Records contained in a dataset:
--- START ---
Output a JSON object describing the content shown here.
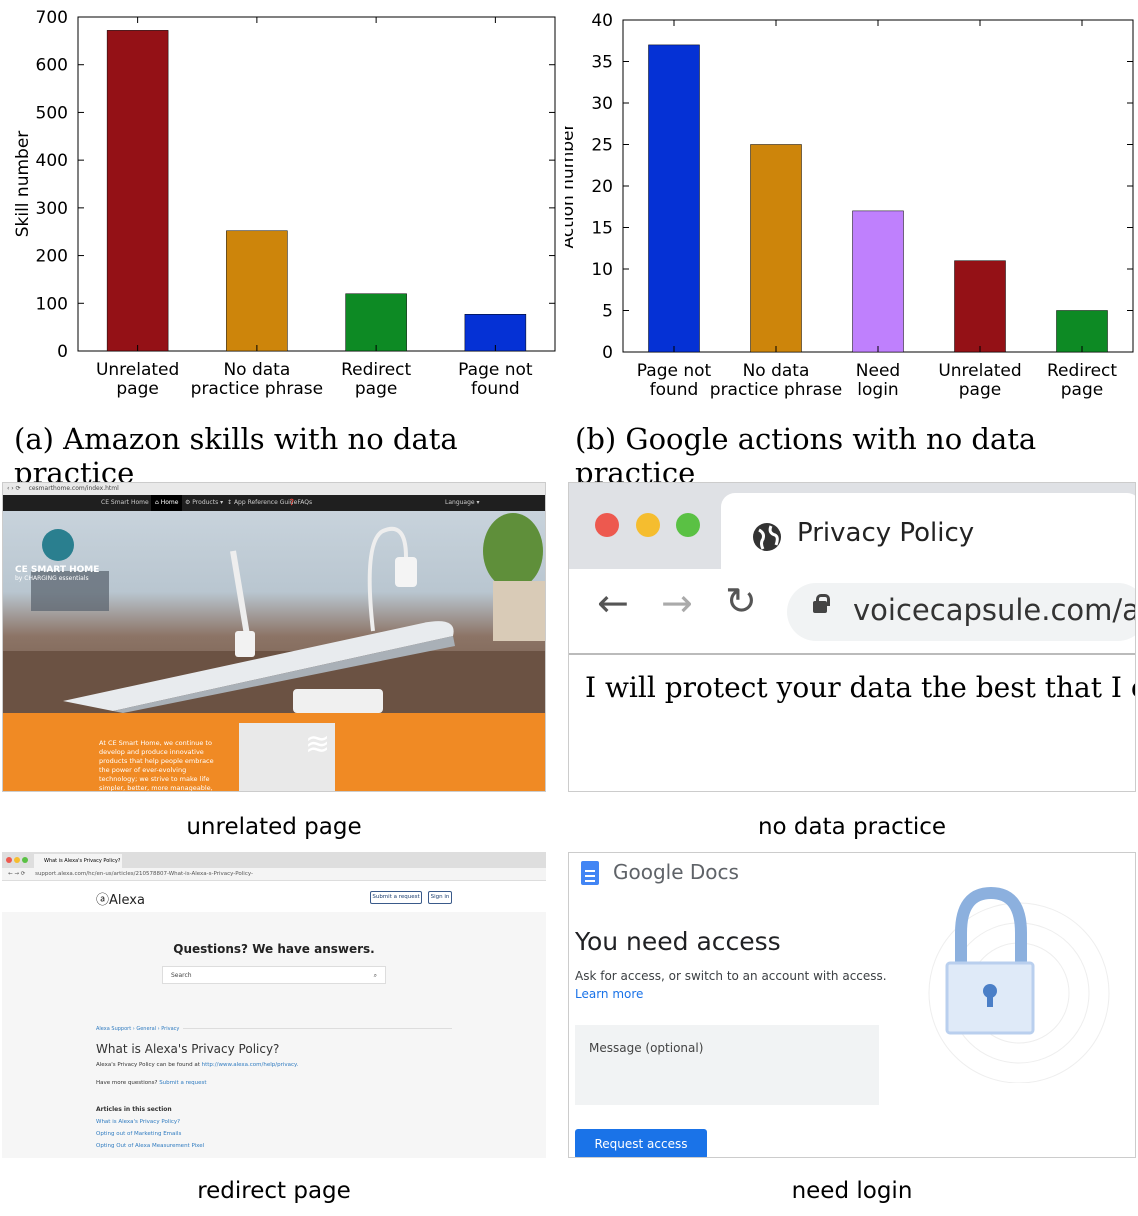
{
  "chart_data": [
    {
      "type": "bar",
      "categories": [
        "Unrelated page",
        "No data practice phrase",
        "Redirect page",
        "Page not found"
      ],
      "values": [
        672,
        252,
        120,
        77
      ],
      "colors": [
        "#941116",
        "#cd850b",
        "#0d8a24",
        "#0531d5"
      ],
      "ylabel": "Skill number",
      "ylim": [
        0,
        700
      ],
      "yticks": [
        "0",
        "100",
        "200",
        "300",
        "400",
        "500",
        "600",
        "700"
      ],
      "grid": false
    },
    {
      "type": "bar",
      "categories": [
        "Page not found",
        "No data practice phrase",
        "Need login",
        "Unrelated page",
        "Redirect page"
      ],
      "values": [
        37,
        25,
        17,
        11,
        5
      ],
      "colors": [
        "#0531d5",
        "#cd850b",
        "#bf80fd",
        "#941116",
        "#0d8a24"
      ],
      "ylabel": "Action number",
      "ylim": [
        0,
        40
      ],
      "yticks": [
        "0",
        "5",
        "10",
        "15",
        "20",
        "25",
        "30",
        "35",
        "40"
      ],
      "grid": false
    }
  ],
  "charts": [
    {
      "caption": "(a)  Amazon skills with no data practice",
      "ylabel": "Skill number",
      "yticks": [
        "0",
        "100",
        "200",
        "300",
        "400",
        "500",
        "600",
        "700"
      ],
      "xticks": [
        [
          "Unrelated",
          "page"
        ],
        [
          "No data",
          "practice phrase"
        ],
        [
          "Redirect",
          "page"
        ],
        [
          "Page not",
          "found"
        ]
      ]
    },
    {
      "caption": "(b)  Google actions with no data practice",
      "ylabel": "Action number",
      "yticks": [
        "0",
        "5",
        "10",
        "15",
        "20",
        "25",
        "30",
        "35",
        "40"
      ],
      "xticks": [
        [
          "Page not",
          "found"
        ],
        [
          "No data",
          "practice phrase"
        ],
        [
          "Need",
          "login"
        ],
        [
          "Unrelated",
          "page"
        ],
        [
          "Redirect",
          "page"
        ]
      ]
    }
  ],
  "captions": {
    "unrelated": "unrelated page",
    "no_data": "no data practice",
    "redirect": "redirect page",
    "login": "need login"
  },
  "ce": {
    "url": "cesmarthome.com/index.html",
    "nav_brand": "CE Smart Home",
    "nav_home": "Home",
    "nav_products": "Products",
    "nav_guide": "App Reference Guide",
    "nav_faqs": "FAQs",
    "nav_language": "Language",
    "logo_line1": "CE SMART HOME",
    "logo_line2": "by CHARGING essentials",
    "body_text": "At CE Smart Home, we continue to develop and produce innovative products that help people embrace the power of ever-evolving technology; we strive to make life simpler, better, more manageable, and above all, enjoyable."
  },
  "privacy": {
    "tab_title": "Privacy Policy",
    "url": "voicecapsule.com/alexa",
    "body": "I will protect your data the best that I can."
  },
  "alexa": {
    "tab_title": "What is Alexa's Privacy Policy? -",
    "url": "support.alexa.com/hc/en-us/articles/210578807-What-is-Alexa-s-Privacy-Policy-",
    "logo": "Alexa",
    "submit_label": "Submit a request",
    "signin_label": "Sign in",
    "headline": "Questions? We have answers.",
    "search_placeholder": "Search",
    "breadcrumb": "Alexa Support  ›  General  ›  Privacy",
    "article_title": "What is Alexa's Privacy Policy?",
    "article_body": "Alexa's Privacy Policy can be found at",
    "article_link": "http://www.alexa.com/help/privacy.",
    "more_questions": "Have more questions?",
    "submit_link": "Submit a request",
    "section_heading": "Articles in this section",
    "section_links": [
      "What is Alexa's Privacy Policy?",
      "Opting out of Marketing Emails",
      "Opting Out of Alexa Measurement Pixel"
    ]
  },
  "gdocs": {
    "brand": "Google Docs",
    "heading": "You need access",
    "subtext": "Ask for access, or switch to an account with access.",
    "learn_more": "Learn more",
    "message_placeholder": "Message (optional)",
    "request_button": "Request access"
  }
}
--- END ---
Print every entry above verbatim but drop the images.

Output a JSON object describing the content shown here.
{
  "chart_data": [
    {
      "type": "bar",
      "categories": [
        "Unrelated page",
        "No data practice phrase",
        "Redirect page",
        "Page not found"
      ],
      "values": [
        672,
        252,
        120,
        77
      ],
      "colors": [
        "#941116",
        "#cd850b",
        "#0d8a24",
        "#0531d5"
      ],
      "ylabel": "Skill number",
      "ylim": [
        0,
        700
      ],
      "yticks": [
        "0",
        "100",
        "200",
        "300",
        "400",
        "500",
        "600",
        "700"
      ],
      "grid": false
    },
    {
      "type": "bar",
      "categories": [
        "Page not found",
        "No data practice phrase",
        "Need login",
        "Unrelated page",
        "Redirect page"
      ],
      "values": [
        37,
        25,
        17,
        11,
        5
      ],
      "colors": [
        "#0531d5",
        "#cd850b",
        "#bf80fd",
        "#941116",
        "#0d8a24"
      ],
      "ylabel": "Action number",
      "ylim": [
        0,
        40
      ],
      "yticks": [
        "0",
        "5",
        "10",
        "15",
        "20",
        "25",
        "30",
        "35",
        "40"
      ],
      "grid": false
    }
  ],
  "charts": [
    {
      "caption": "(a)  Amazon skills with no data practice",
      "ylabel": "Skill number",
      "yticks": [
        "0",
        "100",
        "200",
        "300",
        "400",
        "500",
        "600",
        "700"
      ],
      "xticks": [
        [
          "Unrelated",
          "page"
        ],
        [
          "No data",
          "practice phrase"
        ],
        [
          "Redirect",
          "page"
        ],
        [
          "Page not",
          "found"
        ]
      ]
    },
    {
      "caption": "(b)  Google actions with no data practice",
      "ylabel": "Action number",
      "yticks": [
        "0",
        "5",
        "10",
        "15",
        "20",
        "25",
        "30",
        "35",
        "40"
      ],
      "xticks": [
        [
          "Page not",
          "found"
        ],
        [
          "No data",
          "practice phrase"
        ],
        [
          "Need",
          "login"
        ],
        [
          "Unrelated",
          "page"
        ],
        [
          "Redirect",
          "page"
        ]
      ]
    }
  ],
  "captions": {
    "unrelated": "unrelated page",
    "no_data": "no data practice",
    "redirect": "redirect page",
    "login": "need login"
  },
  "ce": {
    "url": "cesmarthome.com/index.html",
    "nav_brand": "CE Smart Home",
    "nav_home": "Home",
    "nav_products": "Products",
    "nav_guide": "App Reference Guide",
    "nav_faqs": "FAQs",
    "nav_language": "Language",
    "logo_line1": "CE SMART HOME",
    "logo_line2": "by CHARGING essentials",
    "body_text": "At CE Smart Home, we continue to develop and produce innovative products that help people embrace the power of ever-evolving technology; we strive to make life simpler, better, more manageable, and above all, enjoyable."
  },
  "privacy": {
    "tab_title": "Privacy Policy",
    "url": "voicecapsule.com/alexa",
    "body": "I will protect your data the best that I can."
  },
  "alexa": {
    "tab_title": "What is Alexa's Privacy Policy? -",
    "url": "support.alexa.com/hc/en-us/articles/210578807-What-is-Alexa-s-Privacy-Policy-",
    "logo": "Alexa",
    "submit_label": "Submit a request",
    "signin_label": "Sign in",
    "headline": "Questions? We have answers.",
    "search_placeholder": "Search",
    "breadcrumb": "Alexa Support  ›  General  ›  Privacy",
    "article_title": "What is Alexa's Privacy Policy?",
    "article_body": "Alexa's Privacy Policy can be found at",
    "article_link": "http://www.alexa.com/help/privacy.",
    "more_questions": "Have more questions?",
    "submit_link": "Submit a request",
    "section_heading": "Articles in this section",
    "section_links": [
      "What is Alexa's Privacy Policy?",
      "Opting out of Marketing Emails",
      "Opting Out of Alexa Measurement Pixel"
    ]
  },
  "gdocs": {
    "brand": "Google Docs",
    "heading": "You need access",
    "subtext": "Ask for access, or switch to an account with access.",
    "learn_more": "Learn more",
    "message_placeholder": "Message (optional)",
    "request_button": "Request access"
  }
}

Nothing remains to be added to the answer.